“Why do we need to know this? We’ll never use it in real life.”
This is a sentiment that many students feel in the upper grade mathematics courses. One downtown Toronto teacher, David Stocker, decided to answer the question head on. He works at an alternative school that promotes social justice to its student body. Stocker created the program Math That Matters, a math guide that incorporates math into everyday life. He states that “We must distinguish between using things in the world around us to do math, and using math to understand the world around us.” Over the past years, the math curriculum has become a conglomerate of word problems about how many slices are in a pizza and how many books can fit in a box. And while these problems attempt to engage the students, it is not helping them understand the world around them.
Math That Matters covers topics that are not usually associated with the math curriculum. For example, the program touches upon abuse, genocide, marketing, and advertising. The program teaches students how to question the world around them and analyze the information they receive from different sources.
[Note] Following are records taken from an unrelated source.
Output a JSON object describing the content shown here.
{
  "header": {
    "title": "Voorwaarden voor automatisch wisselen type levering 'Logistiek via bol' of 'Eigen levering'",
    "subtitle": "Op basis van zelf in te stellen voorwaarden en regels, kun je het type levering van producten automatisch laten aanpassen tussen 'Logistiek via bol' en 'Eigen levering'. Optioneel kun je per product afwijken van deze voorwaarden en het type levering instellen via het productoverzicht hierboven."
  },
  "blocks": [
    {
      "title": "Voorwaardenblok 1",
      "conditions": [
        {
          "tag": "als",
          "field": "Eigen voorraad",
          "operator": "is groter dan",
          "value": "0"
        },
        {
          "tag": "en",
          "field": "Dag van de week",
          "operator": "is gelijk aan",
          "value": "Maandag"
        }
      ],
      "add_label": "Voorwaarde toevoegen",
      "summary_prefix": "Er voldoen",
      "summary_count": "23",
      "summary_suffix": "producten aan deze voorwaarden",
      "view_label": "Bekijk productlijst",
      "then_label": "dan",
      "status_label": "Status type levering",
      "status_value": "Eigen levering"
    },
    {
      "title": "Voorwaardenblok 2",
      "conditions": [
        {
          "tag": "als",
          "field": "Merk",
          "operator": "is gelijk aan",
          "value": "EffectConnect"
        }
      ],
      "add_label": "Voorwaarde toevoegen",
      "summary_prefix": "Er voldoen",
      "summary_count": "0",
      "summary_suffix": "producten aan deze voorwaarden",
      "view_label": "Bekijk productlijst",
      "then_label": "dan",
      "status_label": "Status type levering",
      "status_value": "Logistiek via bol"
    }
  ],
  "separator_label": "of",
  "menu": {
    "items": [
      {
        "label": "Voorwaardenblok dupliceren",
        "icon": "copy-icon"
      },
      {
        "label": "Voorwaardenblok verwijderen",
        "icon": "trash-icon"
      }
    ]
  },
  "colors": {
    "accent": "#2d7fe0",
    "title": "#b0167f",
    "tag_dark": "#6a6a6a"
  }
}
Stocker’s two main goals for this program are to offer math activities that reinforce and support the math skills that teachers are required to teach as well as to engage and increase student interest in social justice, kindness, and fairness. Stocker points out that his program should not be used as a supplement to the current math curriculum (thus adding more work for teachers), but rather can be used to replace other activities in the classroom.
Thanks to this program, Stocker has noted that his students are more engaged and inquisitive about mathematical concepts, as well as the world that they live in. His program is composed of 50 activities that can be integrated into the classroom curriculum. To learn more, you can go to http://bit.ly/970k1y.